**AIM OF THE EXERCISE**
Examine the data below and state how many lines contain "Share", offering no other words.

INFORMATION SUPPLIED section start

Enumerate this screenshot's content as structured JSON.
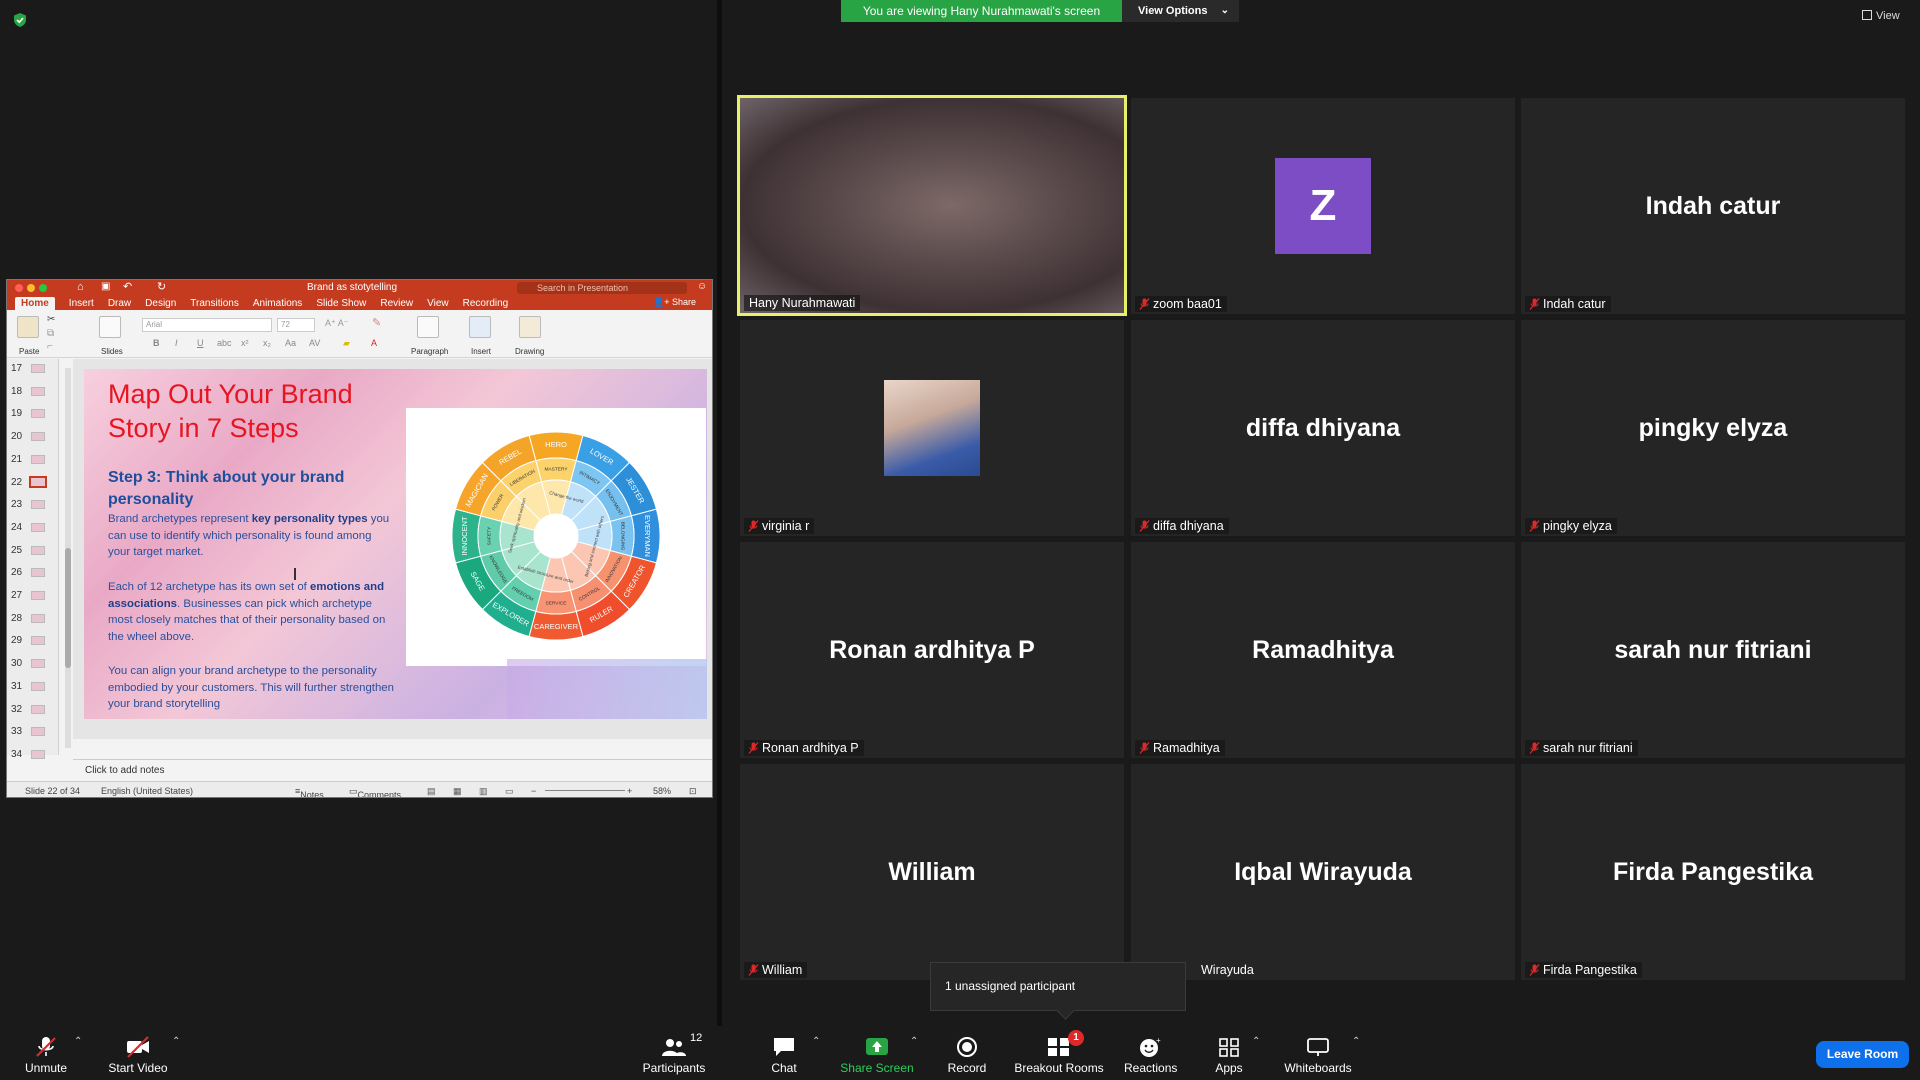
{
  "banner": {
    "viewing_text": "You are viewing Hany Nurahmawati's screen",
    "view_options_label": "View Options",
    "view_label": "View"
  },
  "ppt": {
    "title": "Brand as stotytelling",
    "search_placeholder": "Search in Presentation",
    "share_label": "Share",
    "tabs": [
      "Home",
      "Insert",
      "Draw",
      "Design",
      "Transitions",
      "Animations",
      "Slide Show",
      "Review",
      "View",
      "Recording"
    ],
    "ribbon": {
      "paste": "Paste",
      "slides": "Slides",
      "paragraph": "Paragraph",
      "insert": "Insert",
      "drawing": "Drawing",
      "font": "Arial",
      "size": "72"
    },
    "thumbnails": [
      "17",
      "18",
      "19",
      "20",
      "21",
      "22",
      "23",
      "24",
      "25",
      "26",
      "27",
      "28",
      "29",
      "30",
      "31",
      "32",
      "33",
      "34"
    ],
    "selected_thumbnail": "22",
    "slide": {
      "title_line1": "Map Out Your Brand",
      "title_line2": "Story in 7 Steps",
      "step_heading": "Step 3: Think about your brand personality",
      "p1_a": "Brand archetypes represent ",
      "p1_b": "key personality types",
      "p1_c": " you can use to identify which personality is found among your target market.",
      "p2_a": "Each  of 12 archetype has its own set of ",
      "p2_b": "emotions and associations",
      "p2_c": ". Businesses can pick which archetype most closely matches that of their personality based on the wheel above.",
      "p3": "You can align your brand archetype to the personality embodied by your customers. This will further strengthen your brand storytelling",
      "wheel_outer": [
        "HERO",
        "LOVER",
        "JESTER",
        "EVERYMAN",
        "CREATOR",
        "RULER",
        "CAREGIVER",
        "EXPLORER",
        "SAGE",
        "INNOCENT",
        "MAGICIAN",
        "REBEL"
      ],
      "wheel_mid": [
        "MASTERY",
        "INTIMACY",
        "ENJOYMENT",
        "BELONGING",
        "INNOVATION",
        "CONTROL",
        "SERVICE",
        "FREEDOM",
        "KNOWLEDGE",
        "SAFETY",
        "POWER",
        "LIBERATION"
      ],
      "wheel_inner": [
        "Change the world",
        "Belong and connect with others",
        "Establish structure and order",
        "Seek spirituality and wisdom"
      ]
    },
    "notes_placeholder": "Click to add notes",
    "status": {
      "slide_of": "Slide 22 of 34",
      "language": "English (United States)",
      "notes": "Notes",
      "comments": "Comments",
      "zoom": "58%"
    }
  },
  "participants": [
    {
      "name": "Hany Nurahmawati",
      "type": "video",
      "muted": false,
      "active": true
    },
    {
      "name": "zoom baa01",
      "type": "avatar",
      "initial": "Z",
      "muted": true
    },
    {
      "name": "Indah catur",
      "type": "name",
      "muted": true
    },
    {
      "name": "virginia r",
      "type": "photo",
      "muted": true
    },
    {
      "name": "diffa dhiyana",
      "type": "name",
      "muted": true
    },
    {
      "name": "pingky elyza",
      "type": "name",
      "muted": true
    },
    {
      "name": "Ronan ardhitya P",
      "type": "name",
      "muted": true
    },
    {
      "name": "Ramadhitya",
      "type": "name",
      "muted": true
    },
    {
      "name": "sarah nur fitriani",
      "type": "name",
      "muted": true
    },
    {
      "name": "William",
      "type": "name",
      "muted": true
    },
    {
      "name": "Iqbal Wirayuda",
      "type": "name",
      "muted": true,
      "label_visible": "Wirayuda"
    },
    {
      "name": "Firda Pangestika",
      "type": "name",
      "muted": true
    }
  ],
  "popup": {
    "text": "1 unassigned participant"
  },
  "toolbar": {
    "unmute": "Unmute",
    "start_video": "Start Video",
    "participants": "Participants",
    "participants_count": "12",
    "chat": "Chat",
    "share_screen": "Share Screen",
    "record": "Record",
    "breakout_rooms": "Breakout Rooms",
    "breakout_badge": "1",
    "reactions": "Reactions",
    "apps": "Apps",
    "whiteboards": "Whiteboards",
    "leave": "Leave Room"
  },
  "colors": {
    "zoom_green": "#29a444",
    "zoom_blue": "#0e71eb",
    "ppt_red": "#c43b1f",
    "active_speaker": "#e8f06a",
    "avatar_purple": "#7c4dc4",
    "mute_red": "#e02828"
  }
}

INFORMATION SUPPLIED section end

**RESULT OF THIS TASK**
2